Your Cyriak video of the month: Indigestion.
Aaron LI continues to add to initrd(7): it now has scp, grep, diff, telnet, and 70 (!) more tools, bringing the total to over 200. That’s a lot for a “minimal” rescue image.
A tip for anyone using public keys in SSH: you can start up your xorg session using ssh-agent and then have all subsequent connections be authorized by the agent, saving you some hassle of password typing, etc. Put this in your ~/.xinitrc :
eval `/usr/bin/ssh-agent -c`
(insert line to start up your window manager here)
(Yoinked from Matthew Dillon on IRC) Realistically, you should also lock your terminal or otherwise prevent physical access to any workstation where you do this, since it means immediate SSH access to other systems using your identity, for anyone touching that keyboard.

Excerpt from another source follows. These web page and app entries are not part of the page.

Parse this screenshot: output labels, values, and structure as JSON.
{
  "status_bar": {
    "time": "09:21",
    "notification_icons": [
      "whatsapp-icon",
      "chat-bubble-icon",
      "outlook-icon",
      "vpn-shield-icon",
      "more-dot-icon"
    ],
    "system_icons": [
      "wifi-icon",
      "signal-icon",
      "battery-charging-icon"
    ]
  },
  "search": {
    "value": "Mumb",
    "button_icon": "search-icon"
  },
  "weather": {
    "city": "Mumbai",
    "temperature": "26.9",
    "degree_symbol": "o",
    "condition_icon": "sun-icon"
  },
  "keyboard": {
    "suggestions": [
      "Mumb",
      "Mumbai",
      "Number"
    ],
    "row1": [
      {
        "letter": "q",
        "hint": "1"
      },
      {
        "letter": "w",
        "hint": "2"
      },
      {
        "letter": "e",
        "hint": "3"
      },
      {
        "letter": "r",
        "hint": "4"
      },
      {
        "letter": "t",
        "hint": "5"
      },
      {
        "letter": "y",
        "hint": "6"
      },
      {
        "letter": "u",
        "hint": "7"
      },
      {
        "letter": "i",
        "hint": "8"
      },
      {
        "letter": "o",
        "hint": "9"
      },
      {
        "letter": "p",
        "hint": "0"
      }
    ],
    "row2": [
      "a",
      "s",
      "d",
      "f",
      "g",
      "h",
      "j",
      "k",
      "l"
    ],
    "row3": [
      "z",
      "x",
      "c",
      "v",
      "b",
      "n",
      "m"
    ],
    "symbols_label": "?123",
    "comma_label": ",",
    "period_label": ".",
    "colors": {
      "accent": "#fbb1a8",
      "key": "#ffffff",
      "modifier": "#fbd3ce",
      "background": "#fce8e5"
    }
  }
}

If you’re using Windows, there’s always Pageant.
There was an optional ‘make initrd’ step in the DragonFly build process, where you can create a small binary to use for mounting encrypted root drives.
Aaron LI has removed mkinitrd in favor of ‘make initrd’, which builds a separate binary to use in exactly those situations. See the commit message for more detail. It incidentally creates a ‘/rescue’ directory and works as a rescue ramdisk, similar to other BSDs, if you should ever need it. (See updated MOTD for details)
One of these links will be very useful to someone.
A recent and new CPU bug, CVE-2018-8897, is fixed in DragonFly. THis applies to both Intel and AMD processors. I’m happy to see that the CERT page lists equal notification timing for a whole lot of operating systems, rather than the few that heard about Spectre/Meltdown early.
Following that topic, Matthew Dillon has “fleshed out” Spectre mitigations, and his commit message details the current state. The sysctl ‘machdep.spectre_mitigation’ will tell you what’s set at any given point.
Opinion time: The Reddit / Hacker News forums have reached the anything/everything point where there’s no longer a focus. Lobste.rs is worth visiting, though, for BSD content and in general.